By the way, I suppose it's heresy, but I've always thought the face in that second sketch is weak. Even the great Marc Davis didn't give us the Sistine Chapel every time out, and in my opinion this simply isn't one of his best.
Here's another point. With the CG hitchhikers, you watch them like you'd watch a cartoon show. In contrast, the face of the HBG isn't really the show itself; it's more like an element in a show. The HBG is a solid, fully-dimensional AA figure, much praised for its fluid and yet restrained movement (there's that word again). It's just enough to say, "Yes, I'm alive" without saying, "Look, I can dance!" It serves as the stage for a show, and not just any show but a magic show.
It took us all of two days, I think, to figure out how the trick is done. I won't spoil it for you. (There's probably a "spoiler" cloaking device somewhere around here at Blogger, but pthh, I'll just put the Forbidden Knowledge in a Comment.) Suffice it to say that the trick involves scrim, a two-way mirror, clever misdirection, a basically simple mechanical gimmick, a "black art well," and strategically placed lighting. In other words, we're essentially back in front of a 19th century magic show, the main difference being that the rabbit popping in and out of the hat is a dummy rabbit with a modern, inner-projected face. The official Disney video for the debut of the new HBG refers to the use of "fundamental tricks and illusions" already pioneered by Yale Gracey. It's already the case that guesses as to how it's done generally make it more complicated than it is. In my book, that's one of the signs of a good magic trick. All of this warms the heart, let me tell you.
Reportedly, the Imagineer responsible for finally figuring out how to make the vanishing head effect work is John Gritz. He's been called a present-day Yale Gracey by colleagues, which is high praise indeed. Other Imagineers involved include Jeff Shaver-Moskowitz (show producer) and Daniel Joseph (special effects).
You're a keen one, Mr. Gritz.
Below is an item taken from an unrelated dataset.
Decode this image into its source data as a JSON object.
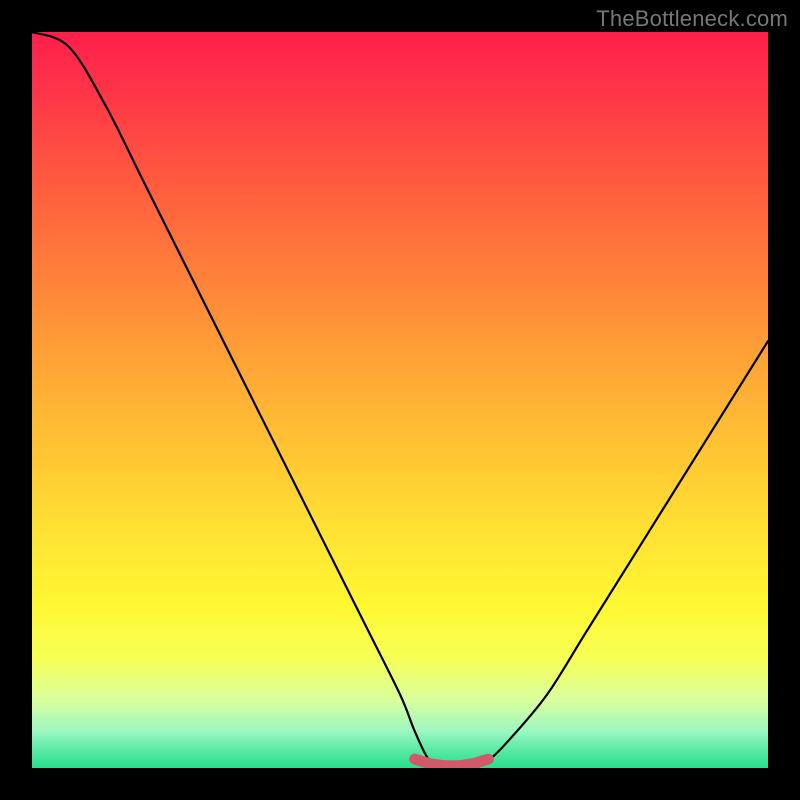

Since virtually every explanation of why the original effect didn't work says that the figure was just too close to the track for the face to convincingly disappear, I have to wonder if the placement of the new figure right in your effin' face bespeaks a certain triumphalism after so convincingly licking the problem. Fun to think so, anyway. A little end-zone dance would be fully justified.
Another quibble: they didn't bring back the quivering hand on top of his cane (which is the one feature I remember most vividly from the original HBG). This too makes him seem less the old man that he was. But here again, I can't get too worked up. Quick, violent vibrations are sheer hell on machinery. Eventually it shakes things to pieces. If you want proof, just look at this well-known and unique shot of the original HBG in situ. It's a few weeks old at maximum, and his wrist is completely shot.
The End of the Quest
Like any long journey, when it finally ends there's a bit of a letdown. We've all been bellerin' "Bring back the Hat Box Ghost!" for so long that it's hard to believe it's happened. And now that's done. Cheer up, you Mansionites, there's always Miss April!